Title: Rage Within
Author: Jeyn Roberts
Release Date: September 4, 2012
Publisher: Simon & Schuster Books for Young Readers
Aries, Clementine, Mason, and Michael have survived the first wave of the apocalypse that wiped out most of the world's population and turned a fair amount of the rest into murderous Baggers. Now, they're hiding out in an abandoned house in Vancouver with a rag-tag group of teenage survivors, trying to figure out their next move. Aries is trying to lead but it's difficult when there are no easy answers and everything feels wrong. Clementine is still on a desperate search to find her brother. Michael is haunted by the memories of what happened to him on the road out to the west coast. But Mason is struggling with the worst problem: that he's a danger to his friends. As the Baggers begin to create a new world order, the four teens will have to rely and trust each other if they want to keep surviving.
Rage Within is just as powerful as its predecessor, dark, dangerous, and very deceptive. When the apocalypse hits and ruins the world, what happens next? This is the immediate after that will determine who will continue to survive, who will take charge, and who will have all the control. What also arises is the question of change. Is it possible to be the same person you were before the apocalypse hit? Can you change, can you do what you need to in order to survive, and still be the same person? This book highlights mankind's quest for survival, to live on through horror and despair, and to find a new way of life.
Now that all of the four main narrators are in Vancouver, now that they've all met, nothing is any easier. There is a common goal, but they all have their own missions, their own problems, and they need to come together so they can keep surviving. Or else the Baggers will win.
The Baggers are an interesting enemy/non-enemy. People but not people, people where the darkness has taken over, people without morals but with rules and actions and procedures.
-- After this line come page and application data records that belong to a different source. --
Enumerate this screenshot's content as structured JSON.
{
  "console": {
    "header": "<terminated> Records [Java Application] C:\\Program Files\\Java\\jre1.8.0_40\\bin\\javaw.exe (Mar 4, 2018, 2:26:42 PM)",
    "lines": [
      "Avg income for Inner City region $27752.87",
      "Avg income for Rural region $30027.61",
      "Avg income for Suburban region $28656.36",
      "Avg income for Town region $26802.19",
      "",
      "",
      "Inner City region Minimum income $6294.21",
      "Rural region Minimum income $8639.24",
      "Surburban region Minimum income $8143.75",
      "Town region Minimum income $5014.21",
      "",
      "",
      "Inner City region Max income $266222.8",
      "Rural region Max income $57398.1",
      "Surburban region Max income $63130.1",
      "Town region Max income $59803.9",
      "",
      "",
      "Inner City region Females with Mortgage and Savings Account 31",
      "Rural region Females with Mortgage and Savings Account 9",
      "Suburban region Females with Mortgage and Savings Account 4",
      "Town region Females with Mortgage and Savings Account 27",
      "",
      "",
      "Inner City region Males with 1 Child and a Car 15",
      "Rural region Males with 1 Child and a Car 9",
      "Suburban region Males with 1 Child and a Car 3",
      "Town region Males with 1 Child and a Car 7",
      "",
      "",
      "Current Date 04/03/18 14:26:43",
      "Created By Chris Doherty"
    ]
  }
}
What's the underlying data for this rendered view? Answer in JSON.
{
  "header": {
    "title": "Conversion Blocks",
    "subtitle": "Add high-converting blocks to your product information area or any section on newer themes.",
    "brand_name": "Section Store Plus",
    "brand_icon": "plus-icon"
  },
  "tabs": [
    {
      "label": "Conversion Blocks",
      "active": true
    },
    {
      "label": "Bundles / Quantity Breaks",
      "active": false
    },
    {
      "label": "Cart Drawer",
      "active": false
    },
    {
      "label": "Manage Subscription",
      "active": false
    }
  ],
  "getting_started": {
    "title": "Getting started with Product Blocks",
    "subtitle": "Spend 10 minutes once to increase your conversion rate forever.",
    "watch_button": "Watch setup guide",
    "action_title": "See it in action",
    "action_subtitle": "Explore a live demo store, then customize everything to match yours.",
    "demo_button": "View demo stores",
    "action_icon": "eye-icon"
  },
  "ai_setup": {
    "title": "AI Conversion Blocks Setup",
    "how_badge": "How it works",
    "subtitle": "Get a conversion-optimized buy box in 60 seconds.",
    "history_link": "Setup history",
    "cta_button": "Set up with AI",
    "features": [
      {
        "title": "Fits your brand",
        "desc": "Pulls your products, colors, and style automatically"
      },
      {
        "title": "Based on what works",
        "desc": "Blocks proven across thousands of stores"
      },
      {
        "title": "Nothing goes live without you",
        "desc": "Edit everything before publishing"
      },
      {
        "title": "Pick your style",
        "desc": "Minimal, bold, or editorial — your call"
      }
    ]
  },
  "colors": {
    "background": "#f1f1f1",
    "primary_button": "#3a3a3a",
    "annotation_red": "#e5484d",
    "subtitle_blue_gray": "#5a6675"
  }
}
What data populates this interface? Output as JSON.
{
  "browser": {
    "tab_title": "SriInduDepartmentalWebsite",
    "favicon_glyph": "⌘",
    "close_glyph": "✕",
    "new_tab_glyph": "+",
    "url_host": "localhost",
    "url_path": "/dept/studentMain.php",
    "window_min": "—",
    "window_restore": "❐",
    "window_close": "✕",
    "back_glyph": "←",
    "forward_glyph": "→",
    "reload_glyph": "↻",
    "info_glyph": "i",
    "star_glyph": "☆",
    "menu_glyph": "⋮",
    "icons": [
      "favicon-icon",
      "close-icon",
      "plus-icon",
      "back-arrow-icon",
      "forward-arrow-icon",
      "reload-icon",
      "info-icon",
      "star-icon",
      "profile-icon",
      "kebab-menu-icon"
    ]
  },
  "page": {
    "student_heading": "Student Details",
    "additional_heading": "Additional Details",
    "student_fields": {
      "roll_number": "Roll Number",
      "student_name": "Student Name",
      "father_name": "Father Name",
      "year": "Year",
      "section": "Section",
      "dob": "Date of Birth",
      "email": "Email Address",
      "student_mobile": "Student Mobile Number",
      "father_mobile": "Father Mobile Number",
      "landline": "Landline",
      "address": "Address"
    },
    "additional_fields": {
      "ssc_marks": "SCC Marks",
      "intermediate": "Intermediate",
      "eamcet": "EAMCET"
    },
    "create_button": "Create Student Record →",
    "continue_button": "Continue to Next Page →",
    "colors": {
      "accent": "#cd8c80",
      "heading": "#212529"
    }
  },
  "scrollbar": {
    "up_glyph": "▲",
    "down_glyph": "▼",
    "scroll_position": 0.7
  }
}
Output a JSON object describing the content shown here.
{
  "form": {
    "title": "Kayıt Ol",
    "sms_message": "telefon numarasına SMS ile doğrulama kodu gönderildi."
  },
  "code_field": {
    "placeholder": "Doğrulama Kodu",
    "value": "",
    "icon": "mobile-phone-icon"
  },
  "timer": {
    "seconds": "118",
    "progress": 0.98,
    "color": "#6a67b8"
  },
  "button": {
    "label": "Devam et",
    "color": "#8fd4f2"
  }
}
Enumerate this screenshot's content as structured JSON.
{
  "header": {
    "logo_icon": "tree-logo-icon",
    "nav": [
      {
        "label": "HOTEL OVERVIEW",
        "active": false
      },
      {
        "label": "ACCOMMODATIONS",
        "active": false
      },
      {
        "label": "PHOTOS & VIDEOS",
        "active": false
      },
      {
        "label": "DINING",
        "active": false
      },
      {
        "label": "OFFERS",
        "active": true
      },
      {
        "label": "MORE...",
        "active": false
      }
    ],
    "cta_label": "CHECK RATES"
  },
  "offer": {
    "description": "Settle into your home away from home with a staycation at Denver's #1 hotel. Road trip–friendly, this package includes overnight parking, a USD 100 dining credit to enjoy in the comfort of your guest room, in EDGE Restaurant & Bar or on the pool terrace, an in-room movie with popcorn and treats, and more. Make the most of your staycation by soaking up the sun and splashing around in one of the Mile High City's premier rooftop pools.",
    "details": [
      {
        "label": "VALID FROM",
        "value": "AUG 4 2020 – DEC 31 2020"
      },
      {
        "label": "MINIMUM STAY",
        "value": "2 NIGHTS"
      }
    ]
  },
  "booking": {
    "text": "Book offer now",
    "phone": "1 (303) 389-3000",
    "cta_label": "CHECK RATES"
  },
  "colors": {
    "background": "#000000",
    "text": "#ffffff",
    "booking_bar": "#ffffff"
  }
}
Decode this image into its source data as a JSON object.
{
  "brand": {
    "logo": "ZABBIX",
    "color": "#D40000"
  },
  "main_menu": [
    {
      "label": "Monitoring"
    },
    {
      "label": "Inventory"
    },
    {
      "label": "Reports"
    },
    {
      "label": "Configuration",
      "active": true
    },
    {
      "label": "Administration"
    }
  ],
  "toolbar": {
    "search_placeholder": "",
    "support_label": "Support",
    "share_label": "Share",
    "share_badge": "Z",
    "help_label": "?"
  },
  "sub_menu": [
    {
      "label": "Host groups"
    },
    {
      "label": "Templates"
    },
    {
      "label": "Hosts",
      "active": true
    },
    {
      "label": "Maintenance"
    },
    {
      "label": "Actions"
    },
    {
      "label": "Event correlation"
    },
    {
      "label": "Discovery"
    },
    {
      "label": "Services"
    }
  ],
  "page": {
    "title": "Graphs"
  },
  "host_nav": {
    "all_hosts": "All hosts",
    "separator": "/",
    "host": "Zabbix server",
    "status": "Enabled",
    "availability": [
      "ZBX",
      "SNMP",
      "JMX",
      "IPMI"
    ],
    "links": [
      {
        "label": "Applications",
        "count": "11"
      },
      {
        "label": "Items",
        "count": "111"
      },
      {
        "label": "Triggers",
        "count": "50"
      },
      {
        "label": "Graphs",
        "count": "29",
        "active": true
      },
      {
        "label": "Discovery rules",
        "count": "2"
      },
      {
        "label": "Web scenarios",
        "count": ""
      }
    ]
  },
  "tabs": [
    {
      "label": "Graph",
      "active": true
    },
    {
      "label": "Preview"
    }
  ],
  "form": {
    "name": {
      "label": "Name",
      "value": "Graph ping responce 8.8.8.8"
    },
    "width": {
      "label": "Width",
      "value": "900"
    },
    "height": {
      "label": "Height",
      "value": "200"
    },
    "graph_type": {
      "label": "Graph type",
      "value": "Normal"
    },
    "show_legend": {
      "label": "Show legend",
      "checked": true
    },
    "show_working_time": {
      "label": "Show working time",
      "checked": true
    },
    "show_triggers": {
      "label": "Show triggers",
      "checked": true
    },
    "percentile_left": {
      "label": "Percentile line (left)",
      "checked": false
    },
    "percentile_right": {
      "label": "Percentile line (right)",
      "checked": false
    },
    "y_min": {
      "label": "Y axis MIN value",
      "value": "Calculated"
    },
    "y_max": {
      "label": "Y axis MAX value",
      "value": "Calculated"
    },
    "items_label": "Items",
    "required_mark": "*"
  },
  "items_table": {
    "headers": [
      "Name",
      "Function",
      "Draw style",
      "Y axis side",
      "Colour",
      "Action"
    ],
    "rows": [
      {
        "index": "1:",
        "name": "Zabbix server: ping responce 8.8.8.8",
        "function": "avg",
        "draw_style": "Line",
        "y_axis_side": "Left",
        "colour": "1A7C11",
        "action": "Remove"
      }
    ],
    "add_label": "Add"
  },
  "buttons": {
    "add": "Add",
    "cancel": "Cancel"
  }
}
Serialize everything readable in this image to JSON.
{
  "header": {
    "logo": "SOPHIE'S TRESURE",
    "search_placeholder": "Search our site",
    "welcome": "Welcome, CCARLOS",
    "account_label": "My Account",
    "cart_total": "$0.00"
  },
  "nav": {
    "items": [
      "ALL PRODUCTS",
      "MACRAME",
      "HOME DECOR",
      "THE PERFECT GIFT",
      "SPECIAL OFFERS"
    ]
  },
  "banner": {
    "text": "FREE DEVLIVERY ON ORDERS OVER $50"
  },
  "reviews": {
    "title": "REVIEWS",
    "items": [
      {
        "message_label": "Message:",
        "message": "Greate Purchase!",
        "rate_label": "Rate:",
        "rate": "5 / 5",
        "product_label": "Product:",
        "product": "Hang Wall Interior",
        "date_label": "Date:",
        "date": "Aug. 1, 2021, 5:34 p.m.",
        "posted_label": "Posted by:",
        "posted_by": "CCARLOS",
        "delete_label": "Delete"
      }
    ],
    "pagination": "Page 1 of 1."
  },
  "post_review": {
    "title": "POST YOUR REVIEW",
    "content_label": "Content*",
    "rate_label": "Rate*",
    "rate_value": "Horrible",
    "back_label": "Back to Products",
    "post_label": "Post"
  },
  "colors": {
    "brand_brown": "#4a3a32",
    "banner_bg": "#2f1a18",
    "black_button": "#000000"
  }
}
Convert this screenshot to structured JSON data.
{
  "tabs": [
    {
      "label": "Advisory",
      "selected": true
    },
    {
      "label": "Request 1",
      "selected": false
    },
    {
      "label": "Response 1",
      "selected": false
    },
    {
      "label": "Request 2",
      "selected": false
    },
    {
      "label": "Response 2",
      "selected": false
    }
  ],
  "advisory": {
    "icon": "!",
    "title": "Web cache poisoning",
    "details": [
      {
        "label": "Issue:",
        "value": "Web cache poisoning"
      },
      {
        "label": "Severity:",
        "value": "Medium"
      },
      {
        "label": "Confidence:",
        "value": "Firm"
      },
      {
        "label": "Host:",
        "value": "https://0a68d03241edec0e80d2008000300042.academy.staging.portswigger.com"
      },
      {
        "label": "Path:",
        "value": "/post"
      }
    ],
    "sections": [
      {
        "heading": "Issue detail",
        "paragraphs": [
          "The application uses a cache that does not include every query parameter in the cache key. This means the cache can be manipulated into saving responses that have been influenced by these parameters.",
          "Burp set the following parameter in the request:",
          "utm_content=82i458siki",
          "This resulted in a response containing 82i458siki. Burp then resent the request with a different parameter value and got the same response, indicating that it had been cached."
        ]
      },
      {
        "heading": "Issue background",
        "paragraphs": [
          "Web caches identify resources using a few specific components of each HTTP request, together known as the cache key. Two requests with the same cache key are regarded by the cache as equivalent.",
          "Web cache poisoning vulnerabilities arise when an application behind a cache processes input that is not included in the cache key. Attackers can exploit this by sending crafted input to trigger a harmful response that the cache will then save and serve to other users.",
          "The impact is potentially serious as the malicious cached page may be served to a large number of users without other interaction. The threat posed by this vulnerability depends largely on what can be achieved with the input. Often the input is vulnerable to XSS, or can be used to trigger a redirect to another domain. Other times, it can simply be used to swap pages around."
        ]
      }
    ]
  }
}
The idea that they're planning something is frightening, because it could spell the end for those normal people still struggling to survive.
Nothing. The ever-elusive, cryptic, frightening and all-knowing Nothing. Nothing is everywhere and nowhere. Nothing lives. But where? The reveal, while unsurprising, was perfect.
The group has to deal with a lot, the aftermath of the earthquake and the Baggers, but what if the people close to you are the ones you have to be wary of? As Nothing claims on page 202, "we all have a dark side." But we also have an innate desire to live, to survive. In the end, it all depends on which side is stronger.
(I purchased a copy of this book.)